• [YOUR TASK] Every entry must appear in the output exactly as it does here.

[Saved entries]
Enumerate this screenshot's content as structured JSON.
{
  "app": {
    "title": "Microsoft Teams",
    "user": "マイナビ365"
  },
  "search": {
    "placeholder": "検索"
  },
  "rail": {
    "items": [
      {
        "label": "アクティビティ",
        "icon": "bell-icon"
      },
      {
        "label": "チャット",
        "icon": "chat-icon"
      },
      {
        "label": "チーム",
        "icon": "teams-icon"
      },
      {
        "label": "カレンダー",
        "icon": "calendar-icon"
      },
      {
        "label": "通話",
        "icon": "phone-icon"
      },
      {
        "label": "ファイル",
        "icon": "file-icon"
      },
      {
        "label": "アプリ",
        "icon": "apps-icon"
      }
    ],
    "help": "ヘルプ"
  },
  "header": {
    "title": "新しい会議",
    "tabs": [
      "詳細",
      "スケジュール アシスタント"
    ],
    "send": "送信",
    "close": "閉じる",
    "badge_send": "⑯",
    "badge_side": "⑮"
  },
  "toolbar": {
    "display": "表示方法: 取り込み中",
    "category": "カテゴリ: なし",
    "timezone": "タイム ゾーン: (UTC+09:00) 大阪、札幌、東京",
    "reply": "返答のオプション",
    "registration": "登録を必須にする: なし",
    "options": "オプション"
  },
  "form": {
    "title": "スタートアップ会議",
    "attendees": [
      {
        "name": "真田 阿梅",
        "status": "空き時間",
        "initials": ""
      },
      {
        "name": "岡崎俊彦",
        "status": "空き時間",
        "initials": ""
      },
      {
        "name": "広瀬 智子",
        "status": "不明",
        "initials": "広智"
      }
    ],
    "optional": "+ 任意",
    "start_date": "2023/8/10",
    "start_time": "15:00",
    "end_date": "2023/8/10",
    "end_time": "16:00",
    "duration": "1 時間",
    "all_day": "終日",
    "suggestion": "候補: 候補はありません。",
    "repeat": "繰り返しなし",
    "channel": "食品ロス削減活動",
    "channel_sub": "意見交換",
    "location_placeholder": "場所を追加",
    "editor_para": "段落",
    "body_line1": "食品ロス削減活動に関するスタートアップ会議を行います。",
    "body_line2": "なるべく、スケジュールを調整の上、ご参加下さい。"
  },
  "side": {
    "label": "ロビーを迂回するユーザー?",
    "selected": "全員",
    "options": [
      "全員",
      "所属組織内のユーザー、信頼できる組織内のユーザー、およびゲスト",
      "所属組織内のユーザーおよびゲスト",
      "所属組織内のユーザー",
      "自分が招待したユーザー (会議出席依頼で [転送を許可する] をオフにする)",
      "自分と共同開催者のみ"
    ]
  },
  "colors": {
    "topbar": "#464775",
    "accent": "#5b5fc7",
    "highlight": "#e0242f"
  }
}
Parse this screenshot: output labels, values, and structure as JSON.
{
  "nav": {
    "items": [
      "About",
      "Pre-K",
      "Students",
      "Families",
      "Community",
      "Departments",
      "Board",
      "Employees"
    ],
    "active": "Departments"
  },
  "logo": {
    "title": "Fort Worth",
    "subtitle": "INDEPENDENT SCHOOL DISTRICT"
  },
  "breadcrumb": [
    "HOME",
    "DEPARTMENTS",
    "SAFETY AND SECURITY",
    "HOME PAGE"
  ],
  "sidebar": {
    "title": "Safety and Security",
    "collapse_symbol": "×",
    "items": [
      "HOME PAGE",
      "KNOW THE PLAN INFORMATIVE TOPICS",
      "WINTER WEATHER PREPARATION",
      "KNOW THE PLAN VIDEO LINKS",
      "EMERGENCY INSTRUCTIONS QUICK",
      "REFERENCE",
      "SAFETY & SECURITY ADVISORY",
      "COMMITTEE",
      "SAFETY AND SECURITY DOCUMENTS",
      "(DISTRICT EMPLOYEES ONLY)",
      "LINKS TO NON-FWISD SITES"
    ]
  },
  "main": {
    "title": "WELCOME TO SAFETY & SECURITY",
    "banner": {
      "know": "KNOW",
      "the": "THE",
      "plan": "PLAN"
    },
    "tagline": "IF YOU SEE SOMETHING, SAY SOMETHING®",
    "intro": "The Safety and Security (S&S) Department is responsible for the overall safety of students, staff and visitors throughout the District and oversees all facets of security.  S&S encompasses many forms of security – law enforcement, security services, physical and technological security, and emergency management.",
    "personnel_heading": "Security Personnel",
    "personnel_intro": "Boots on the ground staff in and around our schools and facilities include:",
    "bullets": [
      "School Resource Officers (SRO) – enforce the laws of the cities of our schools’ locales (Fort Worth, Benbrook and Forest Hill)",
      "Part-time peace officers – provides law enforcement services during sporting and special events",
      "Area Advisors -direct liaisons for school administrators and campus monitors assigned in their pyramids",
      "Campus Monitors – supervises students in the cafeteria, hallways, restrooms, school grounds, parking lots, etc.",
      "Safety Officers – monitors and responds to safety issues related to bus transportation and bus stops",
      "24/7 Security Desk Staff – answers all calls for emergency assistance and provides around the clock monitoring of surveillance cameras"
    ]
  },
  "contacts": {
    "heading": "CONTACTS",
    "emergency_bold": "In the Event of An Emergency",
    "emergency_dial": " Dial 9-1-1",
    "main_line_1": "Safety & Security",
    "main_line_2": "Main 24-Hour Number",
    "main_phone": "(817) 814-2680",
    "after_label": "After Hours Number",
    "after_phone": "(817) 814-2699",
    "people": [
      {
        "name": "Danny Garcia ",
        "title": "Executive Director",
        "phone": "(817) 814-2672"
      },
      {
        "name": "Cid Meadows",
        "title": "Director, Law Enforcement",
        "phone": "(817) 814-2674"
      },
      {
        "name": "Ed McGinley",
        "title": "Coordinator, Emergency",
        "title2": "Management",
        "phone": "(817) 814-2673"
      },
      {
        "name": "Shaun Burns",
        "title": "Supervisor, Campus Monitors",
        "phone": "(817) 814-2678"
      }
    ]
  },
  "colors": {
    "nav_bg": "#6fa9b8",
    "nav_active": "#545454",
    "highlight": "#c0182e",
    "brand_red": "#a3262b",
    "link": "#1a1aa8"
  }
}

• [RESULT FOR THIS EXERCISE]
Enumerate this screenshot's content as structured JSON.
{
  "app": {
    "title": "Microsoft Teams",
    "user": "マイナビ365"
  },
  "search": {
    "placeholder": "検索"
  },
  "rail": {
    "items": [
      {
        "label": "アクティビティ",
        "icon": "bell-icon"
      },
      {
        "label": "チャット",
        "icon": "chat-icon"
      },
      {
        "label": "チーム",
        "icon": "teams-icon"
      },
      {
        "label": "カレンダー",
        "icon": "calendar-icon"
      },
      {
        "label": "通話",
        "icon": "phone-icon"
      },
      {
        "label": "ファイル",
        "icon": "file-icon"
      },
      {
        "label": "アプリ",
        "icon": "apps-icon"
      }
    ],
    "help": "ヘルプ"
  },
  "header": {
    "title": "新しい会議",
    "tabs": [
      "詳細",
      "スケジュール アシスタント"
    ],
    "send": "送信",
    "close": "閉じる",
    "badge_send": "⑯",
    "badge_side": "⑮"
  },
  "toolbar": {
    "display": "表示方法: 取り込み中",
    "category": "カテゴリ: なし",
    "timezone": "タイム ゾーン: (UTC+09:00) 大阪、札幌、東京",
    "reply": "返答のオプション",
    "registration": "登録を必須にする: なし",
    "options": "オプション"
  },
  "form": {
    "title": "スタートアップ会議",
    "attendees": [
      {
        "name": "真田 阿梅",
        "status": "空き時間",
        "initials": ""
      },
      {
        "name": "岡崎俊彦",
        "status": "空き時間",
        "initials": ""
      },
      {
        "name": "広瀬 智子",
        "status": "不明",
        "initials": "広智"
      }
    ],
    "optional": "+ 任意",
    "start_date": "2023/8/10",
    "start_time": "15:00",
    "end_date": "2023/8/10",
    "end_time": "16:00",
    "duration": "1 時間",
    "all_day": "終日",
    "suggestion": "候補: 候補はありません。",
    "repeat": "繰り返しなし",
    "channel": "食品ロス削減活動",
    "channel_sub": "意見交換",
    "location_placeholder": "場所を追加",
    "editor_para": "段落",
    "body_line1": "食品ロス削減活動に関するスタートアップ会議を行います。",
    "body_line2": "なるべく、スケジュールを調整の上、ご参加下さい。"
  },
  "side": {
    "label": "ロビーを迂回するユーザー?",
    "selected": "全員",
    "options": [
      "全員",
      "所属組織内のユーザー、信頼できる組織内のユーザー、およびゲスト",
      "所属組織内のユーザーおよびゲスト",
      "所属組織内のユーザー",
      "自分が招待したユーザー (会議出席依頼で [転送を許可する] をオフにする)",
      "自分と共同開催者のみ"
    ]
  },
  "colors": {
    "topbar": "#464775",
    "accent": "#5b5fc7",
    "highlight": "#e0242f"
  }
}
Parse this screenshot: output labels, values, and structure as JSON.
{
  "nav": {
    "items": [
      "About",
      "Pre-K",
      "Students",
      "Families",
      "Community",
      "Departments",
      "Board",
      "Employees"
    ],
    "active": "Departments"
  },
  "logo": {
    "title": "Fort Worth",
    "subtitle": "INDEPENDENT SCHOOL DISTRICT"
  },
  "breadcrumb": [
    "HOME",
    "DEPARTMENTS",
    "SAFETY AND SECURITY",
    "HOME PAGE"
  ],
  "sidebar": {
    "title": "Safety and Security",
    "collapse_symbol": "×",
    "items": [
      "HOME PAGE",
      "KNOW THE PLAN INFORMATIVE TOPICS",
      "WINTER WEATHER PREPARATION",
      "KNOW THE PLAN VIDEO LINKS",
      "EMERGENCY INSTRUCTIONS QUICK",
      "REFERENCE",
      "SAFETY & SECURITY ADVISORY",
      "COMMITTEE",
      "SAFETY AND SECURITY DOCUMENTS",
      "(DISTRICT EMPLOYEES ONLY)",
      "LINKS TO NON-FWISD SITES"
    ]
  },
  "main": {
    "title": "WELCOME TO SAFETY & SECURITY",
    "banner": {
      "know": "KNOW",
      "the": "THE",
      "plan": "PLAN"
    },
    "tagline": "IF YOU SEE SOMETHING, SAY SOMETHING®",
    "intro": "The Safety and Security (S&S) Department is responsible for the overall safety of students, staff and visitors throughout the District and oversees all facets of security.  S&S encompasses many forms of security – law enforcement, security services, physical and technological security, and emergency management.",
    "personnel_heading": "Security Personnel",
    "personnel_intro": "Boots on the ground staff in and around our schools and facilities include:",
    "bullets": [
      "School Resource Officers (SRO) – enforce the laws of the cities of our schools’ locales (Fort Worth, Benbrook and Forest Hill)",
      "Part-time peace officers – provides law enforcement services during sporting and special events",
      "Area Advisors -direct liaisons for school administrators and campus monitors assigned in their pyramids",
      "Campus Monitors – supervises students in the cafeteria, hallways, restrooms, school grounds, parking lots, etc.",
      "Safety Officers – monitors and responds to safety issues related to bus transportation and bus stops",
      "24/7 Security Desk Staff – answers all calls for emergency assistance and provides around the clock monitoring of surveillance cameras"
    ]
  },
  "contacts": {
    "heading": "CONTACTS",
    "emergency_bold": "In the Event of An Emergency",
    "emergency_dial": " Dial 9-1-1",
    "main_line_1": "Safety & Security",
    "main_line_2": "Main 24-Hour Number",
    "main_phone": "(817) 814-2680",
    "after_label": "After Hours Number",
    "after_phone": "(817) 814-2699",
    "people": [
      {
        "name": "Danny Garcia ",
        "title": "Executive Director",
        "phone": "(817) 814-2672"
      },
      {
        "name": "Cid Meadows",
        "title": "Director, Law Enforcement",
        "phone": "(817) 814-2674"
      },
      {
        "name": "Ed McGinley",
        "title": "Coordinator, Emergency",
        "title2": "Management",
        "phone": "(817) 814-2673"
      },
      {
        "name": "Shaun Burns",
        "title": "Supervisor, Campus Monitors",
        "phone": "(817) 814-2678"
      }
    ]
  },
  "colors": {
    "nav_bg": "#6fa9b8",
    "nav_active": "#545454",
    "highlight": "#c0182e",
    "brand_red": "#a3262b",
    "link": "#1a1aa8"
  }
}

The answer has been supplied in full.